Dr. David Trappler

Psychiatrist & Jungian Analyst

What is refreshing about Carl Jung’s notions of the psyche, is that we all have "complexes." Nobody is fully “sorted out”.  It is a fallacy that only “dysfunctional” people need to consult a professional.

Psychology graduates, some of whom may have spent hundreds of hours in personal analysis, as part of their training, at best merely have a "road map" into the vastness of the interior processes and contents of their psyche.

But, since the inner and outer landscape is forever changing, they may or may not adapt to the changing vicissitudes of life, despite their explorations into their inner world, and their complexes may continue to hijack them when they least suspect it.

In fact, if the professional hasn’t examined his or her own complexes at all, through being in psychotherapy with a more senior therapist themselves, they can do more harm to a patient than the healing they had hoped to achieve.

Our complexes lie just beneath the threshold of consciousness, and affect us all very profoundly.
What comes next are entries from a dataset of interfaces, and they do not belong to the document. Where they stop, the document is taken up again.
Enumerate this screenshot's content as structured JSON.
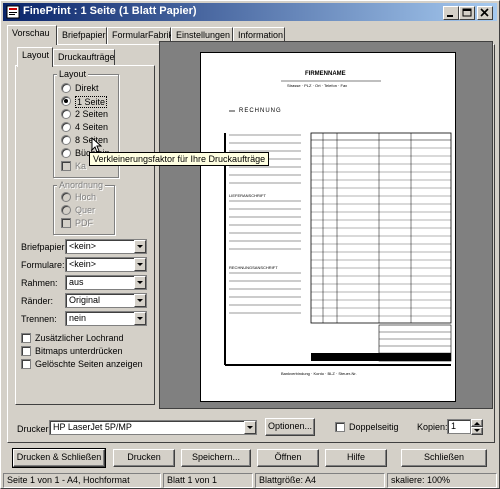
{
  "window": {
    "title": "FinePrint : 1 Seite (1 Blatt Papier)"
  },
  "tabs": [
    "Vorschau",
    "Briefpapier",
    "FormularFabrik",
    "Einstellungen",
    "Information"
  ],
  "subtabs": [
    "Layout",
    "Druckaufträge"
  ],
  "layout_group": {
    "title": "Layout",
    "options": [
      "Direkt",
      "1 Seite",
      "2 Seiten",
      "4 Seiten",
      "8 Seiten",
      "Büchlein"
    ],
    "selected": "1 Seite",
    "checkbox_label": "Ka"
  },
  "tooltip": "Verkleinerungsfaktor für Ihre Druckaufträge",
  "orientation_group": {
    "title": "Anordnung",
    "options": [
      "Hoch",
      "Quer"
    ],
    "checkbox_label": "PDF"
  },
  "fields": [
    {
      "label": "Briefpapier:",
      "value": "<kein>"
    },
    {
      "label": "Formulare:",
      "value": "<kein>"
    },
    {
      "label": "Rahmen:",
      "value": "aus"
    },
    {
      "label": "Ränder:",
      "value": "Original"
    },
    {
      "label": "Trennen:",
      "value": "nein"
    }
  ],
  "checkboxes": [
    "Zusätzlicher Lochrand",
    "Bitmaps unterdrücken",
    "Gelöschte Seiten anzeigen"
  ],
  "printer": {
    "label": "Drucker:",
    "value": "HP LaserJet 5P/MP",
    "options_button": "Optionen...",
    "duplex_label": "Doppelseitig",
    "copies_label": "Kopien:",
    "copies_value": "1"
  },
  "buttons": [
    "Drucken & Schließen",
    "Drucken",
    "Speichern...",
    "Öffnen",
    "Hilfe",
    "Schließen"
  ],
  "statusbar": [
    "Seite 1 von 1 - A4, Hochformat",
    "Blatt 1 von 1",
    "Blattgröße: A4",
    "skaliere: 100%"
  ],
  "document": {
    "company": "FIRMENNAME",
    "subline": "Strasse · PLZ · Ort · Telefon · Fax",
    "heading": "RECHNUNG",
    "section1": "LIEFERANSCHRIFT",
    "section2": "RECHNUNGSANSCHRIFT",
    "footer": "Bankverbindung · Konto · BLZ · Steuer-Nr."
  },
  "colors": {
    "title_start": "#0a246a",
    "title_end": "#a6caf0",
    "face": "#d4d0c8",
    "preview_bg": "#808080"
  }
}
They cause huge emotional reactions when activated, and determine our world views.

For example, if you were emotionally neglected, or rejected by a parent or partner, you are likely to revisit feelings of rejection, even when they are not present. Certainly, you will over-react to any situation that hints of possible rejection, feeling it in the most benign of situations.
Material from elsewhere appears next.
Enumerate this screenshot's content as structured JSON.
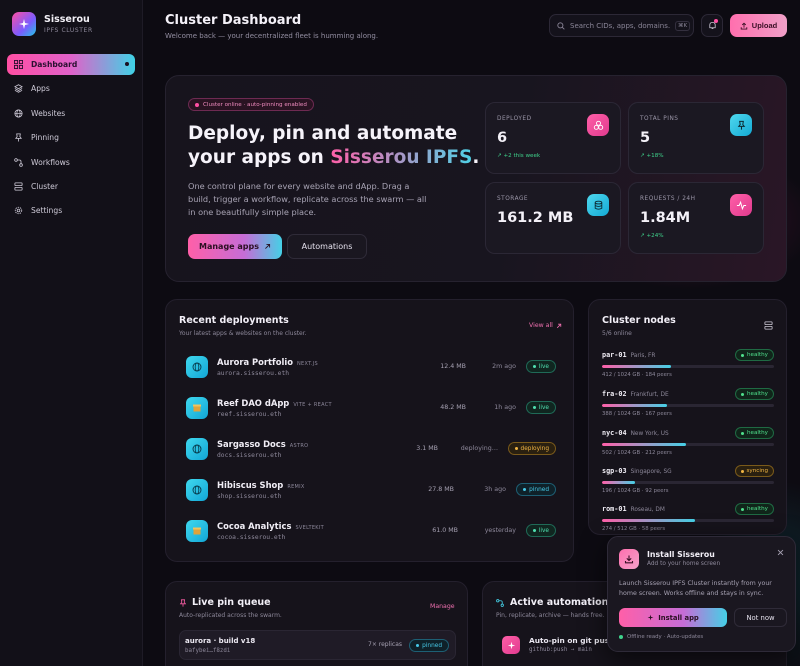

Complexes may also be responsible for biases you may be carrying and even more malignant attitudes like prejudices regarding gender matters, politics or racism.
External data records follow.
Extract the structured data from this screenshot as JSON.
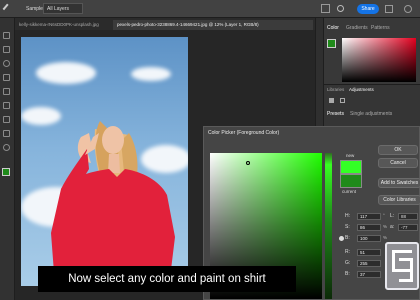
{
  "options": {
    "sample_label": "Sample:",
    "sample_value": "All Layers",
    "share": "Share"
  },
  "tabs": [
    {
      "label": "kelly-sikkema-rN6sDD0PK-unsplash.jpg"
    },
    {
      "label": "pexels-pedro-photo-3238869.4-14669421.jpg @ 12% (Layer 1, RGB/8)"
    }
  ],
  "panel": {
    "tabs": [
      "Color",
      "Gradients",
      "Patterns"
    ],
    "libtabs": [
      "Libraries",
      "Adjustments"
    ],
    "sub": [
      "Presets",
      "Single adjustments"
    ]
  },
  "dialog": {
    "title": "Color Picker (Foreground Color)",
    "new_label": "new",
    "current_label": "current",
    "ok": "OK",
    "cancel": "Cancel",
    "add_swatches": "Add to Swatches",
    "color_libraries": "Color Libraries",
    "fields": [
      {
        "label": "H:",
        "value": "117",
        "unit": "°"
      },
      {
        "label": "S:",
        "value": "86",
        "unit": "%"
      },
      {
        "label": "B:",
        "value": "100",
        "unit": "%"
      },
      {
        "label": "R:",
        "value": "51",
        "unit": ""
      },
      {
        "label": "G:",
        "value": "255",
        "unit": ""
      },
      {
        "label": "B:",
        "value": "37",
        "unit": ""
      }
    ],
    "lab": [
      {
        "label": "L:",
        "value": "88"
      },
      {
        "label": "a:",
        "value": "-77"
      }
    ],
    "new_color": "#33ff25",
    "current_color": "#1f8a1a"
  },
  "subtitle": "Now select any color and paint on shirt"
}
You will have "normative," opinions generalising your ideas about diverse realities in a most undifferentiated way, based on early learning experiences and a lack of exposure to diversity in the world. These attitudes are usually past on to you by unfiltered prejudices from others that were dominant in your life, but also traumas one has experienced, that become imprinted in your psyche. And of course, when such “absolute truths” are challenged, emotional reactions and even violence can ensue.

So, one needs to get in touch with these untransformed psychic deposits or complexes, that block you from fulfilling your full human potential and that keep you in a less mature state of functioning in the world, especially in social, personal or occupational relationships.

More Notes of Interest
Alcohol Abuse
What one tries to achieve with patients who drink too much, is to encourage them to have a more conscious relationship with alcohol. I have great respect for the 12-step programme, but one needs to refrain from a “one size fits all” approach when dealing with the complex issue of people’s relationship with alcohol.
Bipolar Mood Disorders
We all have moods that affect our functioning to some extent. When fluctuating moods or changes in psychic energy become a regular part of our lives to the extent that they interfere with our quality of life, or impair our social or occupational functioning, it may then be that we are on the spectrum of a “bipolar mood disorder.”